### What to produce
When a line of the records below contains the string "this", copy that whole line.

□ □ □ □

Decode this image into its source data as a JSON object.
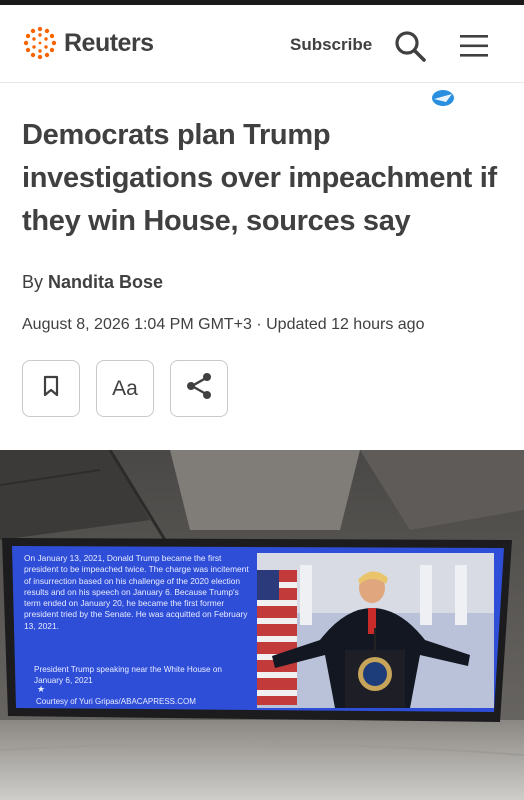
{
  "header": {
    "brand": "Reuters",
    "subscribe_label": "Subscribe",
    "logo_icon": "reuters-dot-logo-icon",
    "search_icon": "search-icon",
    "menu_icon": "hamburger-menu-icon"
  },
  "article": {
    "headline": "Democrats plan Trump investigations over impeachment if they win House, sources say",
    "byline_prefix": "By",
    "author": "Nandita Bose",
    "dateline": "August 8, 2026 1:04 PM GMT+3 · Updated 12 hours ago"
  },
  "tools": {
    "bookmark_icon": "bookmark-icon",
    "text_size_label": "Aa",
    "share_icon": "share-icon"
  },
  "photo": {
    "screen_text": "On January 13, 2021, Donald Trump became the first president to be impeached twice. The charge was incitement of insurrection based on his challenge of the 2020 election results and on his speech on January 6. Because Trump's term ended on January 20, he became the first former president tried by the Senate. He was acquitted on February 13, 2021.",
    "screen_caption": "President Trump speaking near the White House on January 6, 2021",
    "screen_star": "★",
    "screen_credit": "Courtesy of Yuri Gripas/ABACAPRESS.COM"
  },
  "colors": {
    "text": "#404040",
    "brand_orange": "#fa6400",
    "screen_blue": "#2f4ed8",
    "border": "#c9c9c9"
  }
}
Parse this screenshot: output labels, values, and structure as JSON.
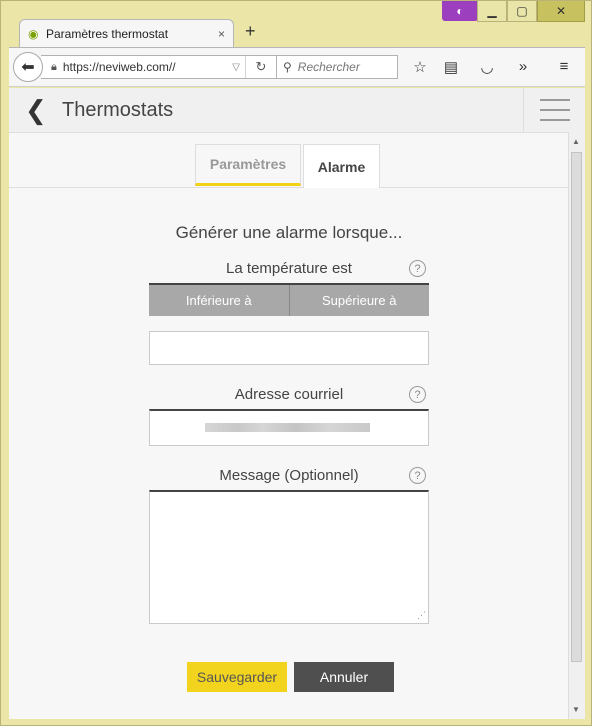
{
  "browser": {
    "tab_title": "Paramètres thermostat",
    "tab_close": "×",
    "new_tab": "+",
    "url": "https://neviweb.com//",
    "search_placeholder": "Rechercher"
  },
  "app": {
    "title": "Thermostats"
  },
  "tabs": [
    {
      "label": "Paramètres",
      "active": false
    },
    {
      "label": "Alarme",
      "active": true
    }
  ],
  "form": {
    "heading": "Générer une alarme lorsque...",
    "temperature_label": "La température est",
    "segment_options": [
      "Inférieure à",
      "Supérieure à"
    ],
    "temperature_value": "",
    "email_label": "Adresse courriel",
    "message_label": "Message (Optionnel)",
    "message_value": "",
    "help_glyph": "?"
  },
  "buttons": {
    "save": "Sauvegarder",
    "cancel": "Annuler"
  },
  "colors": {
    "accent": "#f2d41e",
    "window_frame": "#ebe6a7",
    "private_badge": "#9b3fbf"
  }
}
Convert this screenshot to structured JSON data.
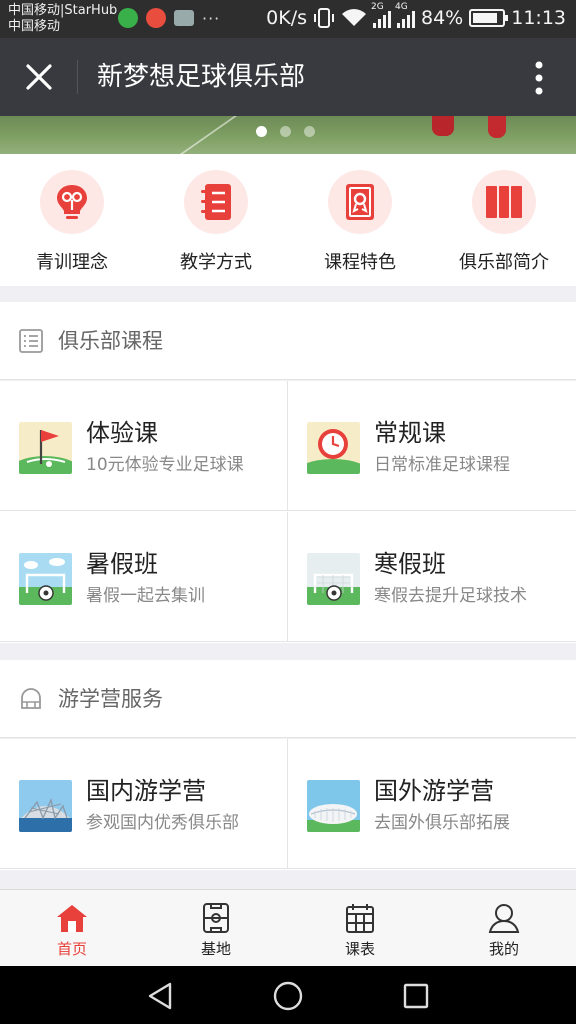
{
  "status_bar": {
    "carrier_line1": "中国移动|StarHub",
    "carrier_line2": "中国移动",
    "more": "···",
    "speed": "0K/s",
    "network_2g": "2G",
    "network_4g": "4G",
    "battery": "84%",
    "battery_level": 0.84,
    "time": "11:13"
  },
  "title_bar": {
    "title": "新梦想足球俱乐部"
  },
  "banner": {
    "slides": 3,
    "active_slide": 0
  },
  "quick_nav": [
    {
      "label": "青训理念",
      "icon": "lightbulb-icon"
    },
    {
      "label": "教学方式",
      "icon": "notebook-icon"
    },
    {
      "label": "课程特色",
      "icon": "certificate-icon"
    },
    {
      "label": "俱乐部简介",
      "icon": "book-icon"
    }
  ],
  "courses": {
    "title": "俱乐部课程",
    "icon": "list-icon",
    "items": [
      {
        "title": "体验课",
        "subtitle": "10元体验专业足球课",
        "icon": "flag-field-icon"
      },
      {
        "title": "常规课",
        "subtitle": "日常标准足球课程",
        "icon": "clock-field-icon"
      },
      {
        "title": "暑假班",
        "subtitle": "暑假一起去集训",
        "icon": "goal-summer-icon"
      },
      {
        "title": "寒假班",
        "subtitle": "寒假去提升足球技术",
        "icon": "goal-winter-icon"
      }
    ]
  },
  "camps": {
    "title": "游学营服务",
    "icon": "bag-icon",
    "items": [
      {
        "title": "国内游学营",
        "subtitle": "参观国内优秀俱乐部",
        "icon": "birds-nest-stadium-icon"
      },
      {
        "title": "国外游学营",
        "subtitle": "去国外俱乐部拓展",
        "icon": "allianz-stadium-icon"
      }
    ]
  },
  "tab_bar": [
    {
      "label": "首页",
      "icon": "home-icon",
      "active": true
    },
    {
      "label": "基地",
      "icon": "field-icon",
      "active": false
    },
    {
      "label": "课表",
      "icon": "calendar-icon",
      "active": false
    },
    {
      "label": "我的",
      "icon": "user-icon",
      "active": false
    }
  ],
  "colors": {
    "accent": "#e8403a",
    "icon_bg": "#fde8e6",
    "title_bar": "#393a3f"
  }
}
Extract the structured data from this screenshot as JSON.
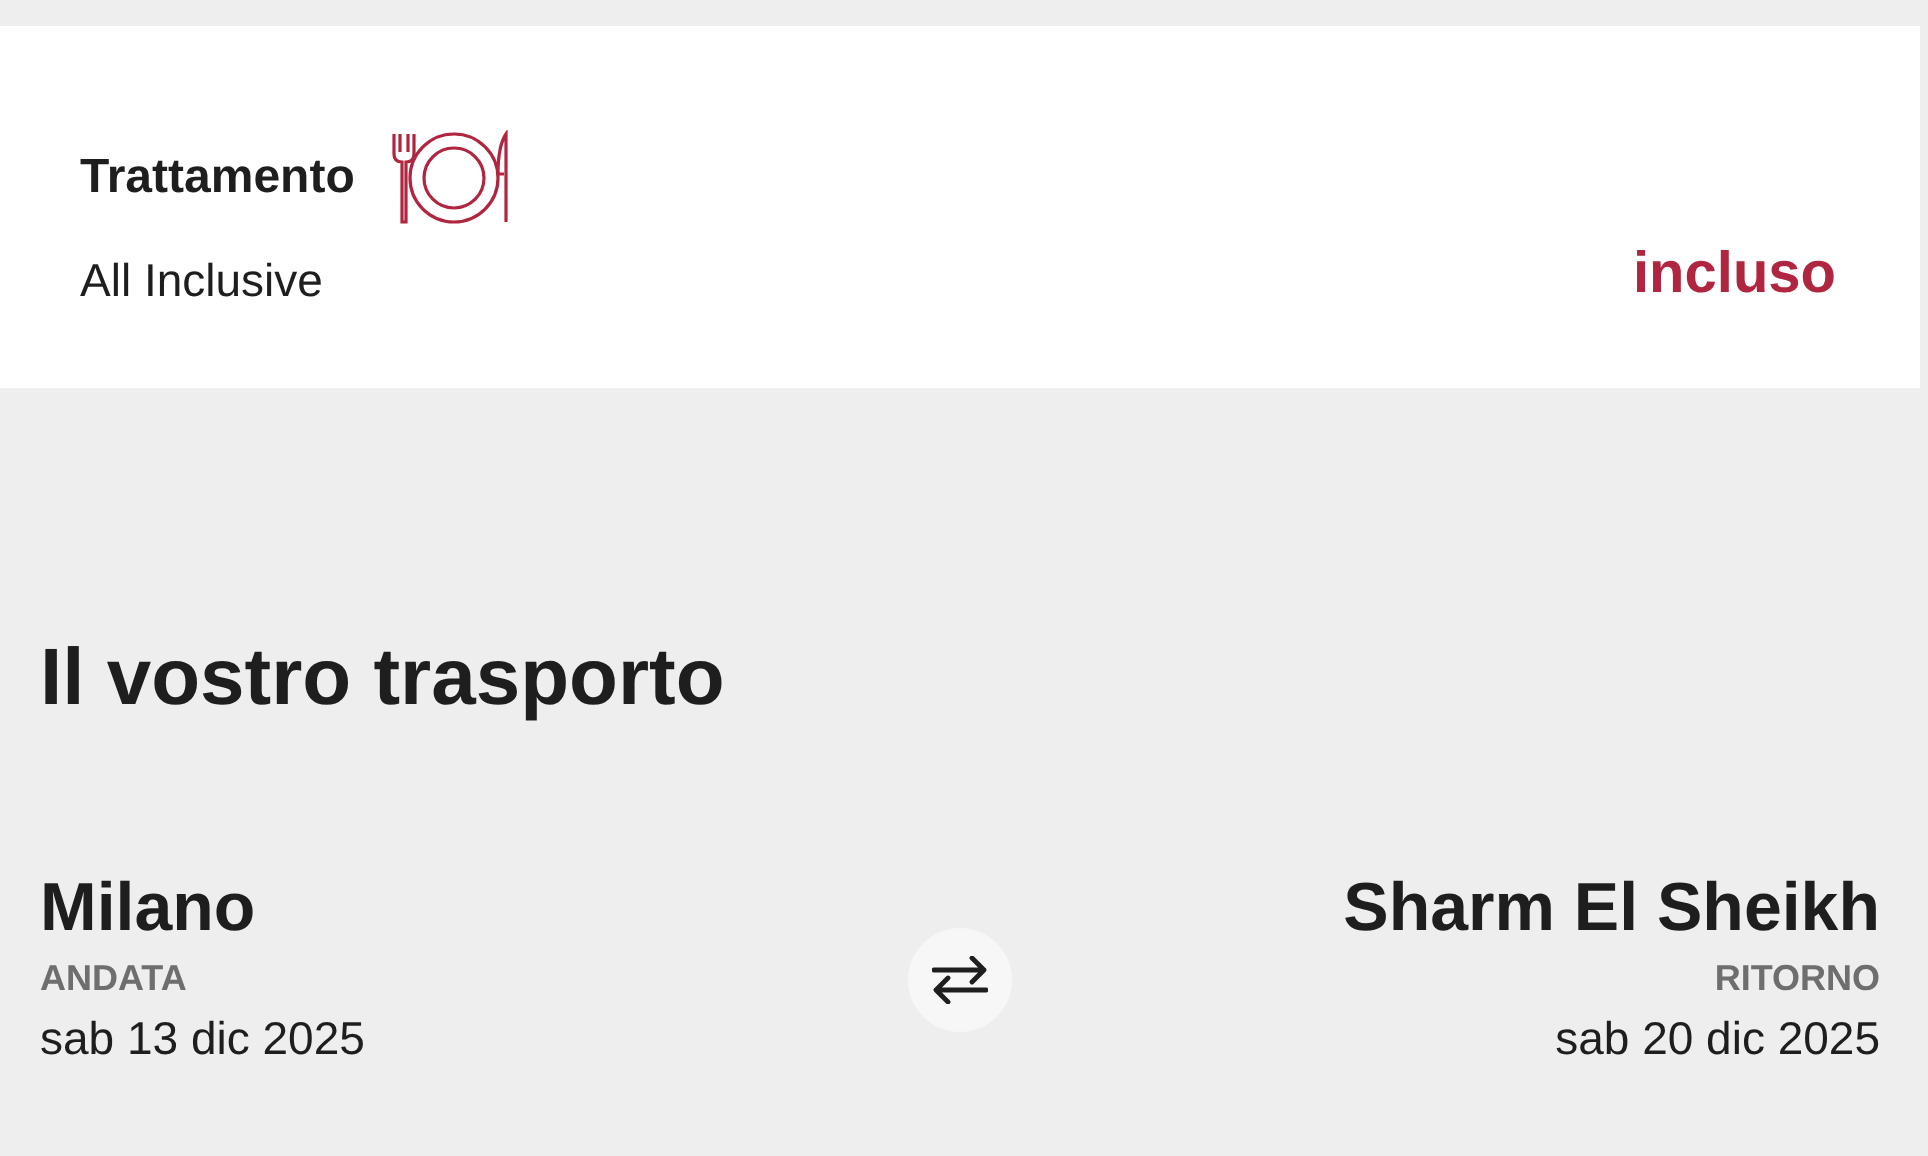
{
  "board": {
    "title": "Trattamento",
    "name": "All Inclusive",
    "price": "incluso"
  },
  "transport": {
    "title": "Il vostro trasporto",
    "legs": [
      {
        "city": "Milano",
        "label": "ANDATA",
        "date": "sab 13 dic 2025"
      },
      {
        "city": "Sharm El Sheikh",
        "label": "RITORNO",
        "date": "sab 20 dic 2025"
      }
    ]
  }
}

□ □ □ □

### Your response
Decode this image into its source data as a JSON object.
Parse this screenshot: output labels, values, and structure as JSON.
Convert this screenshot to structured JSON data.
Extract the structured data from this screenshot as JSON.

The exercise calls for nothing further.